Work task: Look through the records and copy every line in which "time" appears.

Top of Working data

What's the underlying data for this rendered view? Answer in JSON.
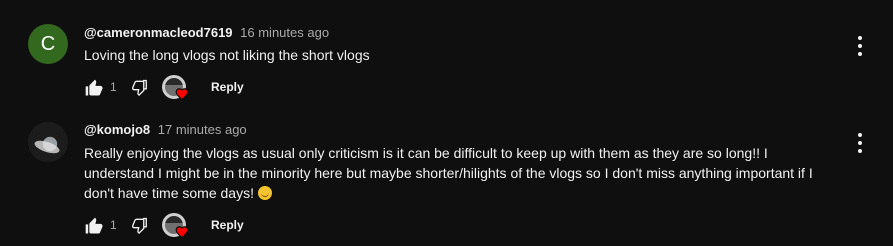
{
  "comments": [
    {
      "avatar_letter": "C",
      "avatar_color": "#33691e",
      "author": "@cameronmacleod7619",
      "time": "16 minutes ago",
      "text": "Loving the long vlogs not liking the short vlogs",
      "like_count": "1",
      "reply_label": "Reply"
    },
    {
      "author": "@komojo8",
      "time": "17 minutes ago",
      "text": "Really enjoying the vlogs as usual only criticism is it can be difficult to keep up with them as they are so long!! I understand I might be in the minority here but maybe shorter/hilights of the vlogs so I don't miss anything important if I don't have time some days!",
      "emoji": "slightly-smiling-face",
      "like_count": "1",
      "reply_label": "Reply"
    }
  ],
  "icons": {
    "like": "thumbs-up-icon",
    "dislike": "thumbs-down-icon",
    "heart": "creator-heart-icon",
    "menu": "more-vert-icon"
  },
  "colors": {
    "background": "#0f0f0f",
    "text": "#f1f1f1",
    "secondary_text": "#aaaaaa",
    "heart": "#ff0000"
  }
}
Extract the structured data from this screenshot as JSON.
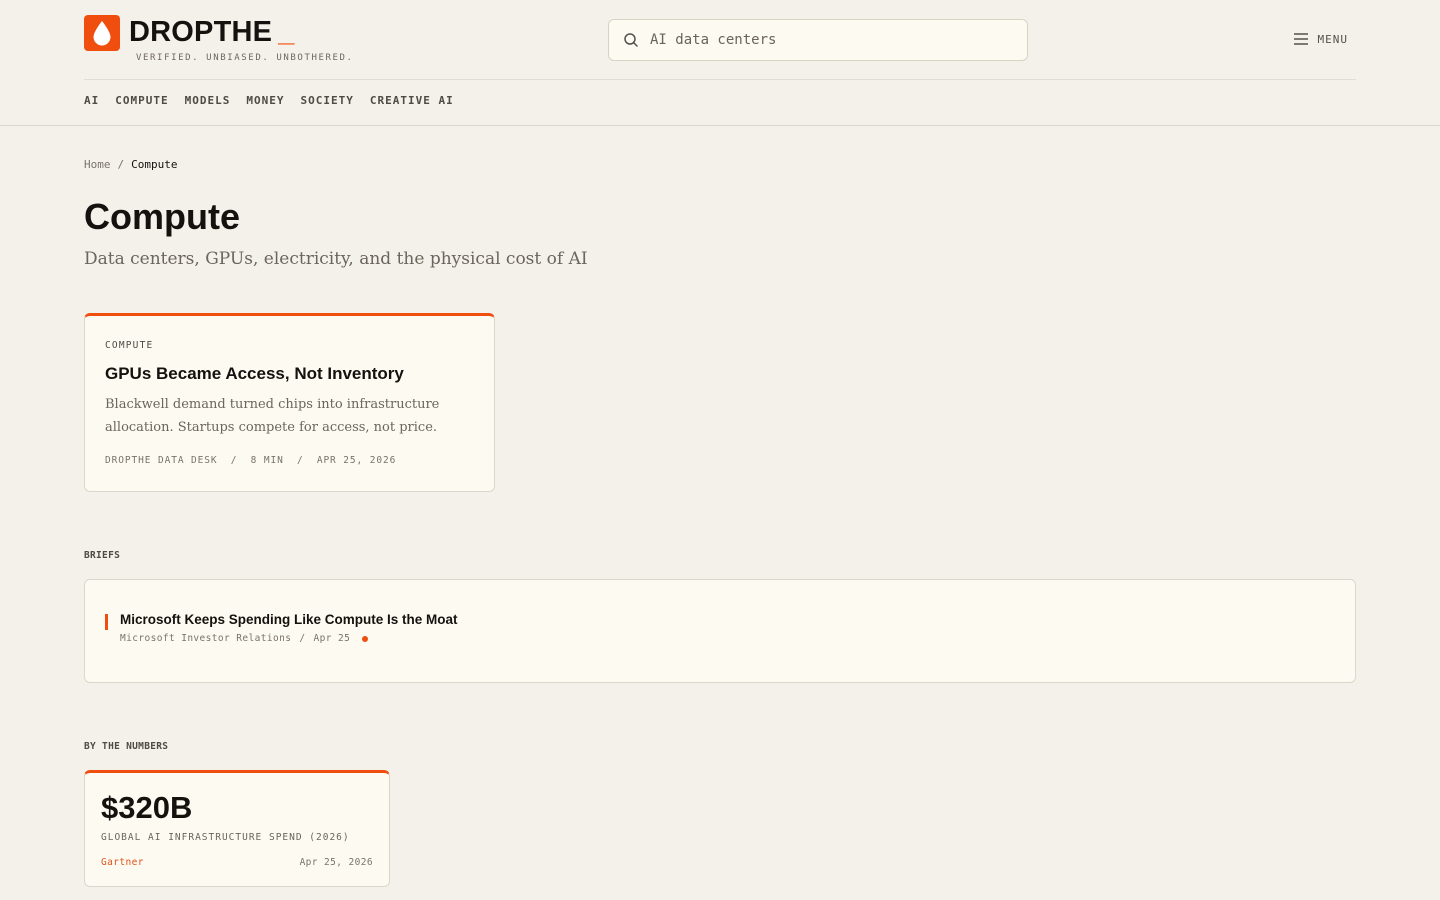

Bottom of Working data

Exercise solution:
      "time": "16 minutes ago",
      "time": "17 minutes ago",
      "text": "Really enjoying the vlogs as usual only criticism is it can be difficult to keep up with them as they are so long!! I understand I might be in the minority here but maybe shorter/hilights of the vlogs so I don't miss anything important if I don't have time some days!",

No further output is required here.